[PROBLEM REQUIREMENTS] Tally the lines of the listing below in which the string "data" occurs, and give the tally alone.

[RECORDS TO USE]
-------------------------

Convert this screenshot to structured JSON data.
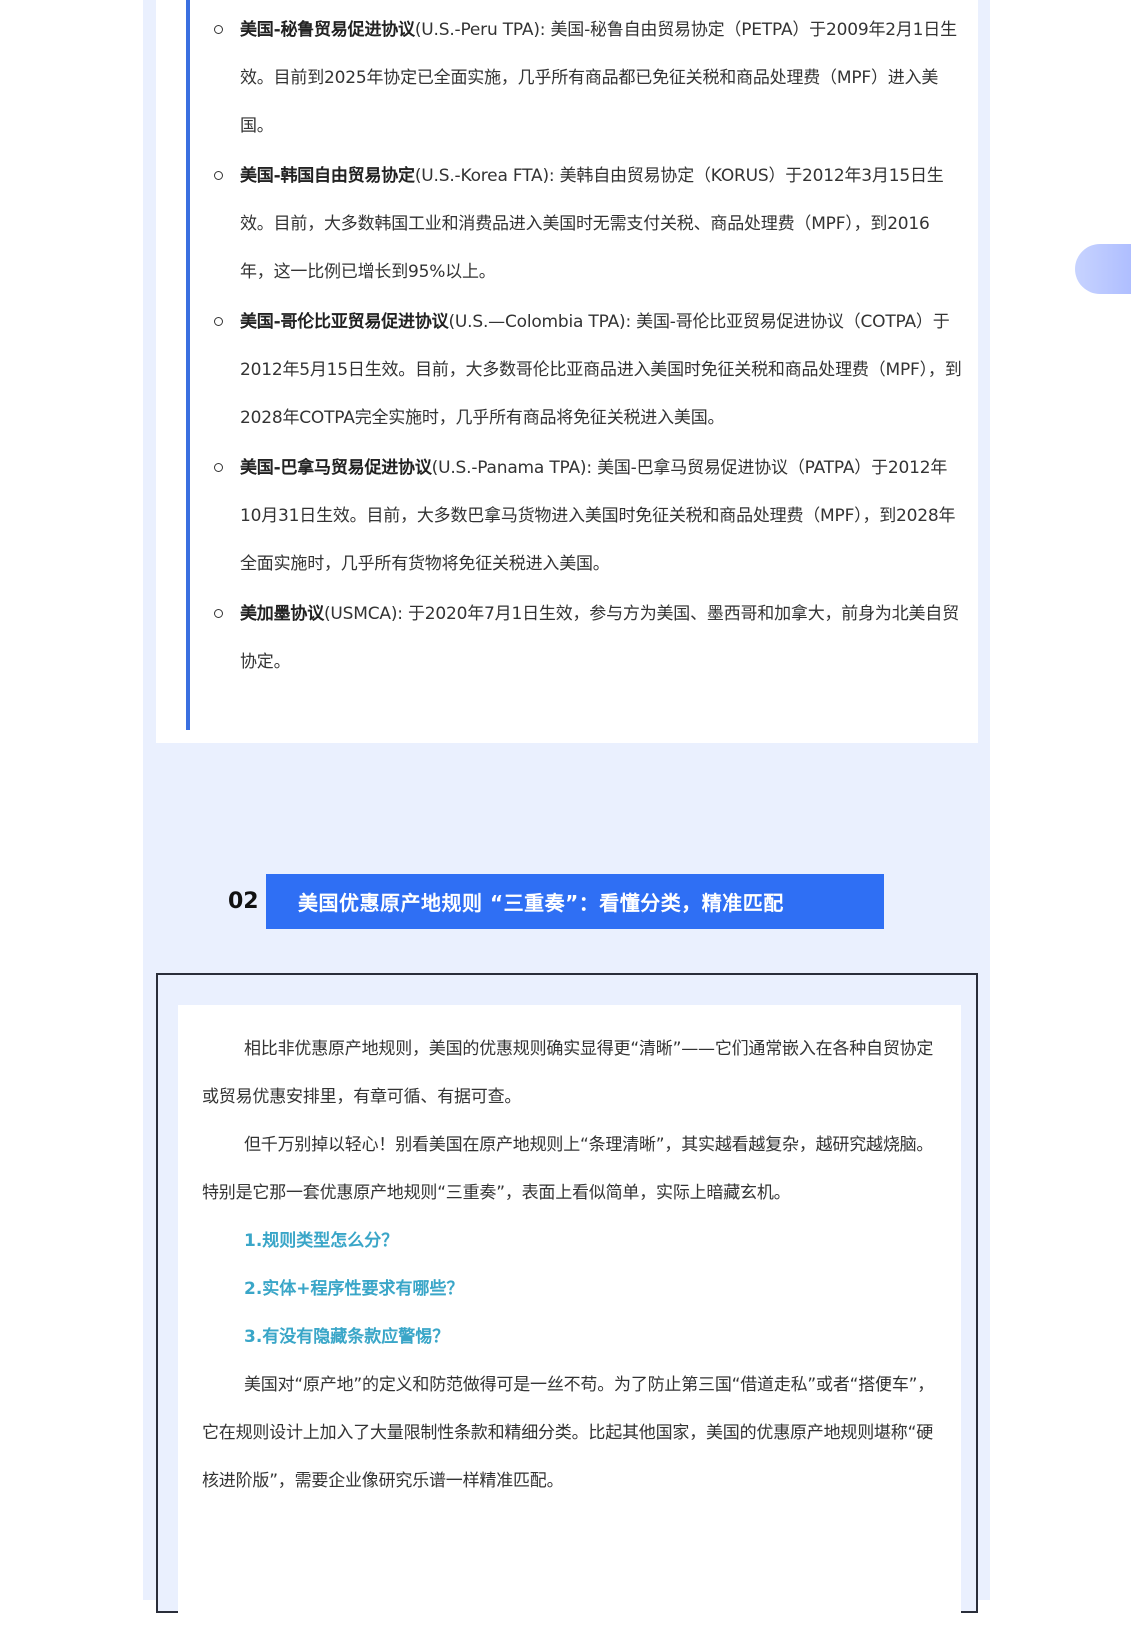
{
  "agreements": [
    {
      "name": "美国-秘鲁贸易促进协议",
      "desc": "(U.S.-Peru TPA): 美国-秘鲁自由贸易协定（PETPA）于2009年2月1日生效。目前到2025年协定已全面实施，几乎所有商品都已免征关税和商品处理费（MPF）进入美国。"
    },
    {
      "name": "美国-韩国自由贸易协定",
      "desc": "(U.S.-Korea FTA): 美韩自由贸易协定（KORUS）于2012年3月15日生效。目前，大多数韩国工业和消费品进入美国时无需支付关税、商品处理费（MPF），到2016年，这一比例已增长到95%以上。"
    },
    {
      "name": "美国-哥伦比亚贸易促进协议",
      "desc": "(U.S.—Colombia TPA): 美国-哥伦比亚贸易促进协议（COTPA）于2012年5月15日生效。目前，大多数哥伦比亚商品进入美国时免征关税和商品处理费（MPF），到2028年COTPA完全实施时，几乎所有商品将免征关税进入美国。"
    },
    {
      "name": "美国-巴拿马贸易促进协议",
      "desc": "(U.S.-Panama TPA): 美国-巴拿马贸易促进协议（PATPA）于2012年10月31日生效。目前，大多数巴拿马货物进入美国时免征关税和商品处理费（MPF），到2028年全面实施时，几乎所有货物将免征关税进入美国。"
    },
    {
      "name": "美加墨协议",
      "desc": "(USMCA): 于2020年7月1日生效，参与方为美国、墨西哥和加拿大，前身为北美自贸协定。"
    }
  ],
  "section": {
    "number": "02",
    "title": "美国优惠原产地规则 “三重奏”：看懂分类，精准匹配"
  },
  "body": {
    "para1": "相比非优惠原产地规则，美国的优惠规则确实显得更“清晰”——它们通常嵌入在各种自贸协定或贸易优惠安排里，有章可循、有据可查。",
    "para2": "但千万别掉以轻心！别看美国在原产地规则上“条理清晰”，其实越看越复杂，越研究越烧脑。特别是它那一套优惠原产地规则“三重奏”，表面上看似简单，实际上暗藏玄机。",
    "questions": [
      "1.规则类型怎么分？",
      "2.实体+程序性要求有哪些？",
      "3.有没有隐藏条款应警惕？"
    ],
    "para3": "美国对“原产地”的定义和防范做得可是一丝不苟。为了防止第三国“借道走私”或者“搭便车”，它在规则设计上加入了大量限制性条款和精细分类。比起其他国家，美国的优惠原产地规则堪称“硬核进阶版”，需要企业像研究乐谱一样精准匹配。"
  }
}
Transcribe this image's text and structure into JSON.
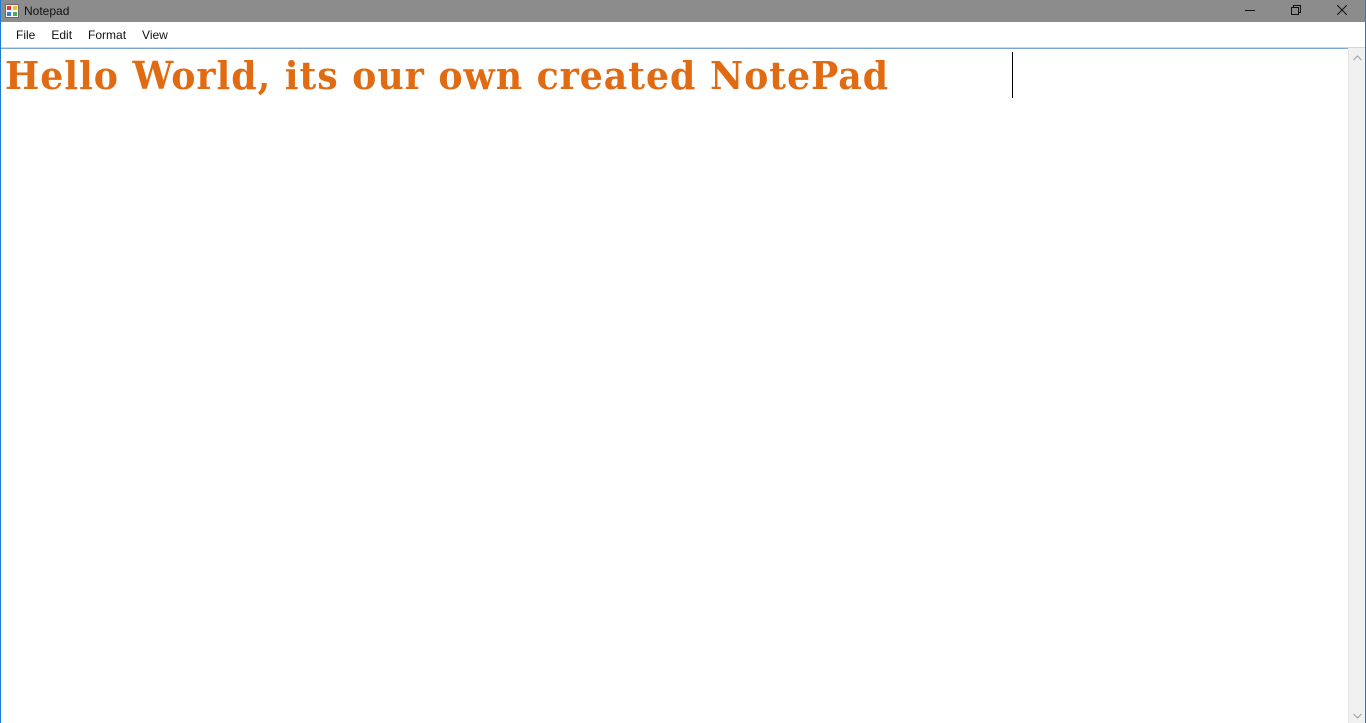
{
  "window": {
    "title": "Notepad",
    "controls": {
      "minimize_icon": "minimize-icon",
      "restore_icon": "restore-icon",
      "close_icon": "close-icon"
    }
  },
  "menubar": {
    "items": [
      {
        "label": "File"
      },
      {
        "label": "Edit"
      },
      {
        "label": "Format"
      },
      {
        "label": "View"
      }
    ]
  },
  "editor": {
    "content": "Hello World, its our own created NotePad",
    "text_color": "#e06b12"
  },
  "scrollbar": {
    "up_icon": "scroll-up-arrow-icon",
    "down_icon": "scroll-down-arrow-icon"
  }
}
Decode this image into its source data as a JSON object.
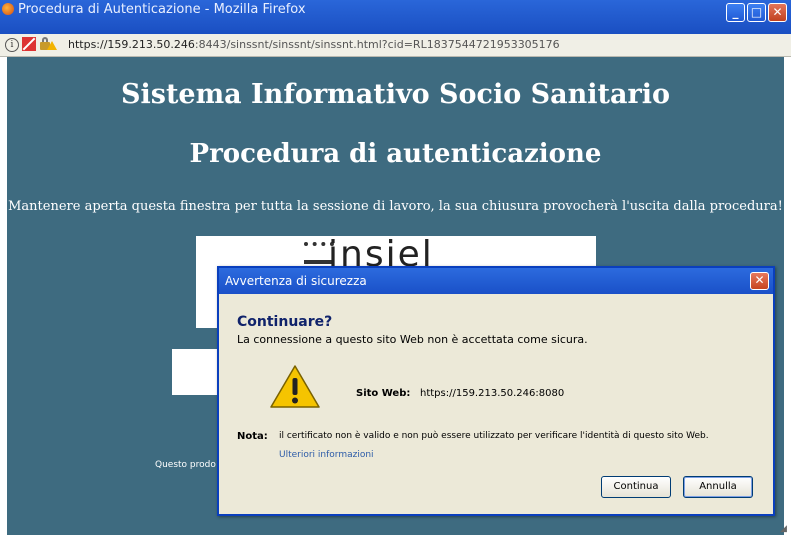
{
  "window": {
    "title": "Procedura di Autenticazione - Mozilla Firefox",
    "minimize_label": "_",
    "maximize_label": "□",
    "close_label": "✕"
  },
  "urlbar": {
    "info_glyph": "i",
    "url_host": "https://159.213.50.246",
    "url_rest": ":8443/sinssnt/sinssnt/sinssnt.html?cid=RL1837544721953305176"
  },
  "page": {
    "title": "Sistema Informativo Socio Sanitario",
    "subtitle": "Procedura di autenticazione",
    "notice": "Mantenere aperta questa finestra per tutta la sessione di lavoro, la sua chiusura provocherà l'uscita dalla procedura!",
    "logo_text": "insiel",
    "footer_text": "Questo prodo"
  },
  "dialog": {
    "title": "Avvertenza di sicurezza",
    "close_label": "✕",
    "heading": "Continuare?",
    "subheading": "La connessione a questo sito Web non è accettata come sicura.",
    "site_label": "Sito Web:",
    "site_value": "https://159.213.50.246:8080",
    "nota_label": "Nota:",
    "nota_text": "il certificato non è valido e non può essere utilizzato per verificare l'identità di questo sito Web.",
    "more_info_link": "Ulteriori informazioni",
    "continue_button": "Continua",
    "cancel_button": "Annulla"
  },
  "colors": {
    "page_background": "#3e6b80",
    "titlebar_blue": "#1a50c8",
    "dialog_background": "#ece9d8",
    "warning_yellow": "#f5c400"
  }
}
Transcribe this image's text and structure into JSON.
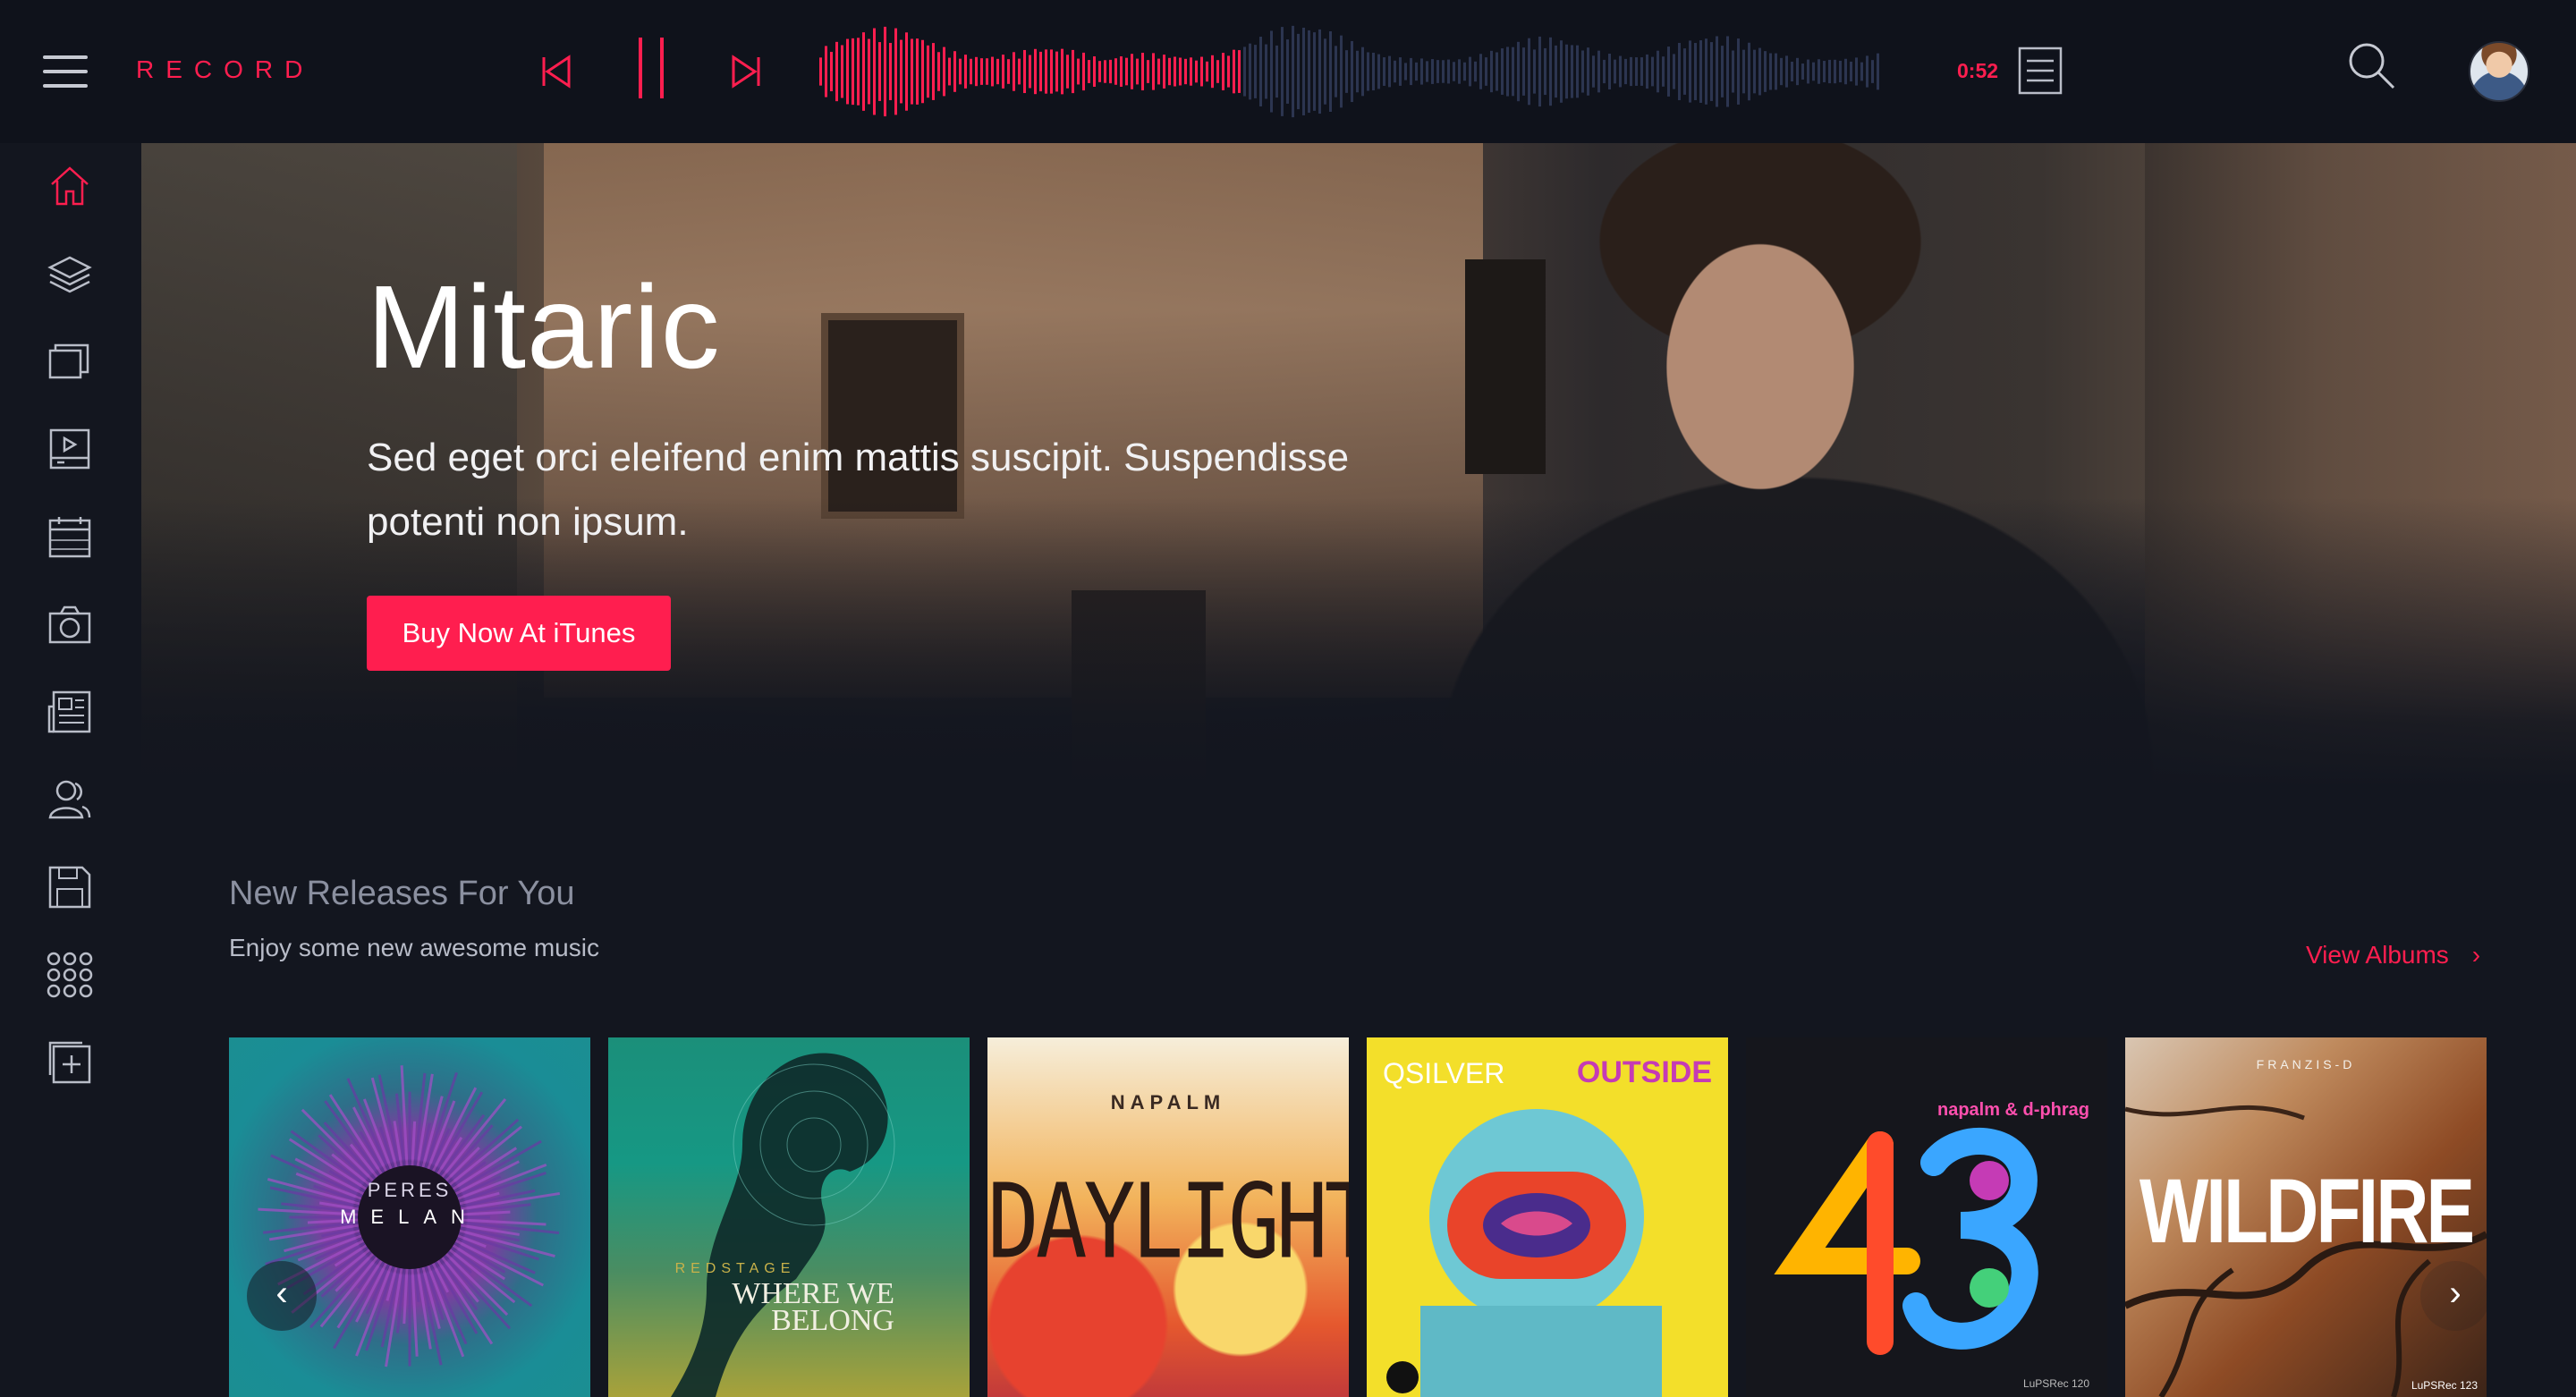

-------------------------

[TASK ANSWER] 2